# Question: In the game of baseball every time a player bats

In the game of baseball, every time a player bats, he is either successful (gets on base) or he fails (doesn’t get on base). His on-base percentage, usually expressed as a decimal, is the percentage of times he is successful. Let’s consider a player who is theoretically a 0.375 on-base batter. Specifically, assume that each time he bats; he is successful with probability 0.375 and unsuccessful with probability 0.625. Also, assume that he bats 600 times in a season. What can you say about his on-base percentage, (# of successes)/600, for the season?

a. What is the probability that his on-base percentage will be less than 0.360?

b. What is the probability that his on-base percentage will be greater than 0.370?

c. What is the probability that his on-base percentage will be less than or equal to 0.400?

a. What is the probability that his on-base percentage will be less than 0.360?

b. What is the probability that his on-base percentage will be greater than 0.370?

c. What is the probability that his on-base percentage will be less than or equal to 0.400?

## Answer to relevant Questions

In the financial world, there are many types of complex instruments called derivatives that derive their value from the value of an underlying asset.

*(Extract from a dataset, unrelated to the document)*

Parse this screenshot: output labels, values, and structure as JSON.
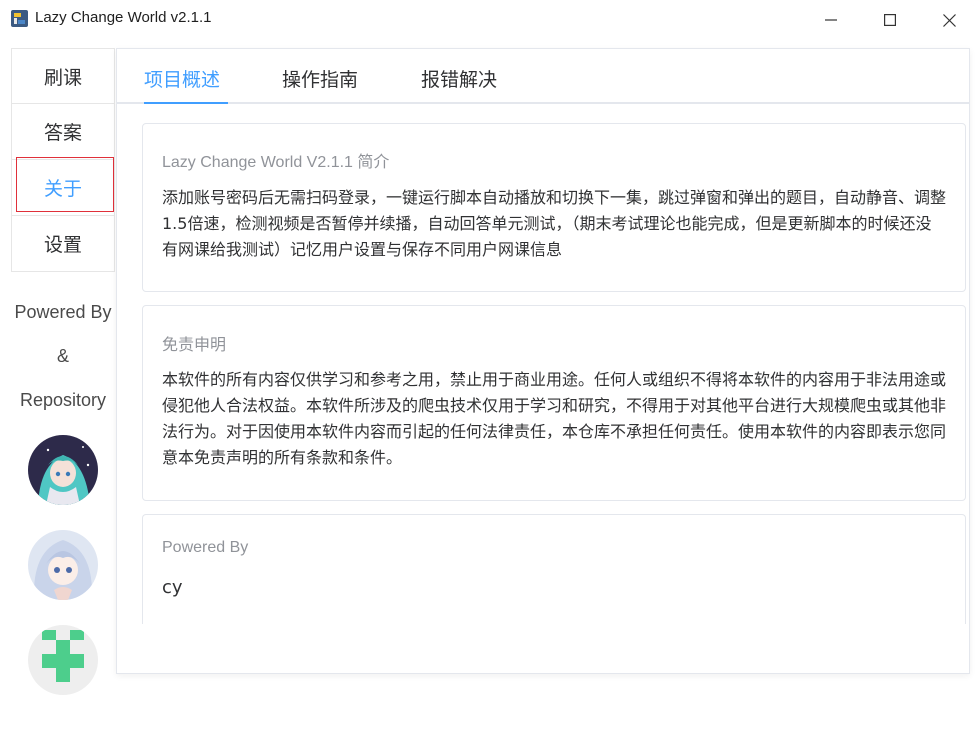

Consider the following simple derivative. A stock’s current price is $80 ...A soft-drink factory fills bottles of soda by setting a timer on a filling machine. It has generally been observed that the distribution of the number of ounces the machine puts into a bottle is normal, with standard ...An elevator rail is assumed to meet specifications if its diameter is between 0.98 and 1.01 inches. Each year a company produces 100,000 elevator rails. For a cost of $10/σ2 per year the company can rent a machine that ...For the example in Simple Decision Problem.xlsx, we found that decision D3 is the EMV-maximizing decision for the given probabilities. See whether you can find probabilities that make decision D1 the best. If the ...The tornado chart in Figure 6.24 and the spider chart in Figure 6.25 show basically the same information in slightly different forms. Explain in words exactly what information they provide.Post your question